So far, we’ve seen Nicky, Zhilan and Mia all fighting together only once – in Kung Fu season 2 episode 5, when Zhilan and Nicky team up to get Mia back after Mia’s father sells her out – but Yao promises that we’ll see more of the trio coming up in the final few episodes of the season. We asked what the dynamic is like when it’s all three of them together, and while Yao can’t give away any spoilers for the end of the season, she did give us something physical to look out for the next time Mia, Zhilan and Nicky are all together.
Related: ‘Kung Fu’ season 2, episode 5 in conversation: No waffles for Zhilan
“What I can say is — I don’t know if you guys will notice, but our fighting styles are different! So it’s quite interesting, a fun fact, but all three of us like when we are in the stunt warehouse practicing, we each have our own style and it has to do with our own personalities, the characters’ personalities, so in the future when more things happen, that could be something that people can note, and maybe they’ll notice. [With Mia] there’s no structure to her way of fighting. She’s very rough and she fights with a lot of her fists, so she just wants to get at it and just take you down. And for example, Zhilan, she uses a lot of claws, you know, to create damage and then for Nicky, it’s more… It’s monastery, right? Open hand. I just love how they put so much thought behind that as well.”
In the above clip, Vanessa also expands upon the first scene she shot at Harmony Dumplings (and shares what happens to all the real food that is used for Kung Fu’s many meal or kitchen-related scenes!) and tells us more about shooting “The Alchemist” with director Richard Speight, Jr, who, Yao tells us, will be back behind the camera for episode 12. (“the best thing he does is that he makes me feel safe.”)

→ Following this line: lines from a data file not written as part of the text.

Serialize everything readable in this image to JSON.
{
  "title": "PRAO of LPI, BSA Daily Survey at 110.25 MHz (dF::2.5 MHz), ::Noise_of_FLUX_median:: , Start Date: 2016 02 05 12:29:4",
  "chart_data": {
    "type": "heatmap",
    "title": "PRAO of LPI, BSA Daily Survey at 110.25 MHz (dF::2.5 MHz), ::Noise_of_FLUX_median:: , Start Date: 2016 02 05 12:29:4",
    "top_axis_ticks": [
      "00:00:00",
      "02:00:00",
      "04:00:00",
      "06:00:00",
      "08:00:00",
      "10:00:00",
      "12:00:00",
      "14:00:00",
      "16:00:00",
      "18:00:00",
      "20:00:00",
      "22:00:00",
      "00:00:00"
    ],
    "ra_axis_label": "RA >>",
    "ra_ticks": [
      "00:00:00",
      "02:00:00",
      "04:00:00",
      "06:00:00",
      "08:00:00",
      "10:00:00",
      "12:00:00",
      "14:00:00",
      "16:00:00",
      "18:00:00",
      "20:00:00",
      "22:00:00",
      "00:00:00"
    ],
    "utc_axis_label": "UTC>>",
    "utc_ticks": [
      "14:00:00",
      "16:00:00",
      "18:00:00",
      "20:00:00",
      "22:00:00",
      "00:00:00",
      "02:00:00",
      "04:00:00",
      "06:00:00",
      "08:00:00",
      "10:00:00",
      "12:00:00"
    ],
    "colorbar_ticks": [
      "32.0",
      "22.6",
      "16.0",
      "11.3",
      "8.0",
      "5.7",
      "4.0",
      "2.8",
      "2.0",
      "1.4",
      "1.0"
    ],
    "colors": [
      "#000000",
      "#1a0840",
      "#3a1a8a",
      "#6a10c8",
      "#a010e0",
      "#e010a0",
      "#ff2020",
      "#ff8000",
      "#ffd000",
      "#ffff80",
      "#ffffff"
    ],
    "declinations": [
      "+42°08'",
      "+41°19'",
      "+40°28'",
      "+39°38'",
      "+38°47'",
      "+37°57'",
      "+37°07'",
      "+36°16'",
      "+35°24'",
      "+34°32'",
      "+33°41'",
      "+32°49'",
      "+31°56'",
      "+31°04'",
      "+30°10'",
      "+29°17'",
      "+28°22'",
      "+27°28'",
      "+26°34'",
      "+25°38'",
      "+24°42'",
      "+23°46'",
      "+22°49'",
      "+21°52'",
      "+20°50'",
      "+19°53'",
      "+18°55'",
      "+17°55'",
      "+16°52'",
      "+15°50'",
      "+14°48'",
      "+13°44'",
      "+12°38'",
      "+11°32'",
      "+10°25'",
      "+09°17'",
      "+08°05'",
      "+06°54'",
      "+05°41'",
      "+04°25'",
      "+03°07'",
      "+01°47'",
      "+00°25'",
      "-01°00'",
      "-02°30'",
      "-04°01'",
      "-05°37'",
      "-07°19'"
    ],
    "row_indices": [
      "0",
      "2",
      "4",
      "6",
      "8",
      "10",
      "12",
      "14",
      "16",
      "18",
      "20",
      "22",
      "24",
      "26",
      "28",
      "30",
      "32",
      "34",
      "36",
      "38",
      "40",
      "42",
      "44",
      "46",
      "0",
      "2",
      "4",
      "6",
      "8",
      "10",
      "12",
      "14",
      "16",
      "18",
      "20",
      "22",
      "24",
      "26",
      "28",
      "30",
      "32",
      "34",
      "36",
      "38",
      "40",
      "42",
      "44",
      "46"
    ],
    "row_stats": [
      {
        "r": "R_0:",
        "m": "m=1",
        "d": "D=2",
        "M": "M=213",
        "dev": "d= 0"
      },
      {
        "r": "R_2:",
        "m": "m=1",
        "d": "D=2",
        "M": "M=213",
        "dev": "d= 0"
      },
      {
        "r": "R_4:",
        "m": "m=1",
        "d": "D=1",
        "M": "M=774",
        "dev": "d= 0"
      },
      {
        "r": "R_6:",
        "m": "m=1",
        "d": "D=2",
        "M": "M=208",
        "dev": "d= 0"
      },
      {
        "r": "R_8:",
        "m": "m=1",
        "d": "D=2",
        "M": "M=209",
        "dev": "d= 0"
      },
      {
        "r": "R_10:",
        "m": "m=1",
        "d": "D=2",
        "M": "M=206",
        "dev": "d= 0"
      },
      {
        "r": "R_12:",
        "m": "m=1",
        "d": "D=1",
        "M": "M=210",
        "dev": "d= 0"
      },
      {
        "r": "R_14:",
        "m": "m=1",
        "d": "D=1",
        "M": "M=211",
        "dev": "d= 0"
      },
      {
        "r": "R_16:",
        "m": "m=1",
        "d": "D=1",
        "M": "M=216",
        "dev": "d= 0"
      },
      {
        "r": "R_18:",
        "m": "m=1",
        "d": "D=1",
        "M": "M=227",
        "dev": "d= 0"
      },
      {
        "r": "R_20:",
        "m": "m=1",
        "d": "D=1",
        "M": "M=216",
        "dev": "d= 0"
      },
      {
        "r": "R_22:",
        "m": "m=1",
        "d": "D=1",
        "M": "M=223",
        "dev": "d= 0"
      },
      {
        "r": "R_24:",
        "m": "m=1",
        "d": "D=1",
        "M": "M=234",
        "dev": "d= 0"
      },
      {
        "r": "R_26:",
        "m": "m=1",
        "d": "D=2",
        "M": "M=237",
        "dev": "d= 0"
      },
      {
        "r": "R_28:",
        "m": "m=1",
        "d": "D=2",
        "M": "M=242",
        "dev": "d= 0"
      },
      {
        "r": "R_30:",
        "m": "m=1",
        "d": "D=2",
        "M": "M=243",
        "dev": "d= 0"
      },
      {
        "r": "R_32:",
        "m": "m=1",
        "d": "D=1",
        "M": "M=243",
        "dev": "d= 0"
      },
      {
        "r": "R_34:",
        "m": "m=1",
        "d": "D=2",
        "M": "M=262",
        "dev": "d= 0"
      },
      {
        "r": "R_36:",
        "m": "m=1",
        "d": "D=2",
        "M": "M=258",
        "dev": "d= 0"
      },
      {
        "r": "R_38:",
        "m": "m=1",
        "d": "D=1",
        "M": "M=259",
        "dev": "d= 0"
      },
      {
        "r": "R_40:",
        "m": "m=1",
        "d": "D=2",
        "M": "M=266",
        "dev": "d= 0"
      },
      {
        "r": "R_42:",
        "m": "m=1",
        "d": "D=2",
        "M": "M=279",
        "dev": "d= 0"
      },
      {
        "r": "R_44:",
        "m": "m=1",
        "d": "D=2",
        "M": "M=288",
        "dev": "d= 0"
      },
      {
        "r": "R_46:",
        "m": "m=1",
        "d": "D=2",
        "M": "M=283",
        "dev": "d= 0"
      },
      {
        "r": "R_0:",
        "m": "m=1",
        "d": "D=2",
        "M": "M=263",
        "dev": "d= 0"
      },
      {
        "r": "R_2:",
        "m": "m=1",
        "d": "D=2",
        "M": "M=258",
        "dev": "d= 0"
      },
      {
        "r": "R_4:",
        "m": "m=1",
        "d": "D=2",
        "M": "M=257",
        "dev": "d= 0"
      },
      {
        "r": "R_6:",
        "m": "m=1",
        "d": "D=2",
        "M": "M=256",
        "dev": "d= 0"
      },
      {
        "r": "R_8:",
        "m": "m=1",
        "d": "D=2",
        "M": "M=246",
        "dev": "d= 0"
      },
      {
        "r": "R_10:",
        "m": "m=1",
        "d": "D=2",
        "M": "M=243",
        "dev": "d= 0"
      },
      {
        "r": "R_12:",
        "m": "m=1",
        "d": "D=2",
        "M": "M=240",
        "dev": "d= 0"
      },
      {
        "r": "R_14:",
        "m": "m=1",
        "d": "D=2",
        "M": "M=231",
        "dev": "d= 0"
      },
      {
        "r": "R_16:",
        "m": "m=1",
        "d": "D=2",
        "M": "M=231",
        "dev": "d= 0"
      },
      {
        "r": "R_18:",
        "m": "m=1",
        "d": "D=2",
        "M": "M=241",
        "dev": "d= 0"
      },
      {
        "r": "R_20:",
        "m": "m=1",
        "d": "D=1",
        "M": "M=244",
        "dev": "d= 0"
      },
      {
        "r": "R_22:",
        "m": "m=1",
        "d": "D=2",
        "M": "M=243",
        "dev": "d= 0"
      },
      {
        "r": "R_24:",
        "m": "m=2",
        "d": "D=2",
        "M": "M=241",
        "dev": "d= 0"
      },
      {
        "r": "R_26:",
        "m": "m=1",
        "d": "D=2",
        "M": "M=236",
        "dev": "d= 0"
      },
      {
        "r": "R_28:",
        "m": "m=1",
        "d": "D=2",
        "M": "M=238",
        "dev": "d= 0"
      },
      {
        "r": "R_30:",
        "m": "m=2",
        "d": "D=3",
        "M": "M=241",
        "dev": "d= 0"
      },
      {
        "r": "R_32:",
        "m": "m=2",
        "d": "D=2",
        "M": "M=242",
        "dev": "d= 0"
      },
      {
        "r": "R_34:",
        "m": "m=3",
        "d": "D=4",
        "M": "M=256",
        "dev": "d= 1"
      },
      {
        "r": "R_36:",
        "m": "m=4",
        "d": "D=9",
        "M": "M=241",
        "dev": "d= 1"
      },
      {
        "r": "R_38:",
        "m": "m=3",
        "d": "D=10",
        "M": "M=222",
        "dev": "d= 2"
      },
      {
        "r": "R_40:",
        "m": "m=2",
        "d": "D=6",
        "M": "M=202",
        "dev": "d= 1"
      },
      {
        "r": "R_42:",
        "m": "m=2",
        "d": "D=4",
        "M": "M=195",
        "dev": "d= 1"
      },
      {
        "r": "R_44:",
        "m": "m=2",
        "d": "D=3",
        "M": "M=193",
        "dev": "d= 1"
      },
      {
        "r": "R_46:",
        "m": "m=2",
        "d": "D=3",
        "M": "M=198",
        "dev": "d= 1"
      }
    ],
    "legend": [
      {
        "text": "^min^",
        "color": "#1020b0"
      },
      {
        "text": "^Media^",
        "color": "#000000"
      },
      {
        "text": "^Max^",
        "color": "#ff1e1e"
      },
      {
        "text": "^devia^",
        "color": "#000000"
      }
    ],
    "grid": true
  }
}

Mia’s whole arc in Kung Fu season 2 has continued to surprise viewers as it escalates, and Yao herself is in the same boat. In the final clip below, Yao explains how, when filming the episode where Mia is betrayed by her father, she received a tip telling her to pull back her performance a little and save the true height of her sadness for further down the line. She’d expected the incident with her dad to be the worst thing that could happen to Mia; she hadn’t been prepared for what was coming in episode 7 and beyond.
Vanessa Yao of Kung Fu on Nicky’s lies of omission and what to expect for Mia for the rest of season 2
Episode 8 “Disclosure” and episode 9 “The Enclave” deal heavily with the big secret about Mia that Nicky discovers in episode 7 — her apparent destiny, as a hybrid Warrior/Guardian, to go off the rails and create great devastation to the world. Over the course of these two episodes, Mia is aware of this news via Zhilan, but she also knows that Nicky is keeping it from her. I asked Yao if she could explain a bit about how she interprets Mia’s headspace when she feels that Nicky is lying to her by omission, before the truth is finally revealed.
“I feel like even in real life, I’m an honest person and I love when others are honest with me and when people choose to either lie or just not tell me things that should be told, I will react to it, I will question them, I will question what are their intentions? Are they actually my friend? Do they actually care about me? So those were the thoughts that were going through my head when she did turn away and left me behind. It just made me think, well, you know why is she being nice to me then? What does she want from me? Is this genuine? Just question everything and then for me to rethink well, you know, Zhilan doesn’t even know who I am, but she’s actually watching out for me so what AM I doing here? Maybe I’m not in the right place, I shouldn’t be here.”
Many thanks to Vanessa Yao and say tuned to see what Mia and Zhilan get up to this week in Kung Fu season 2 episode 10 “Destruction.”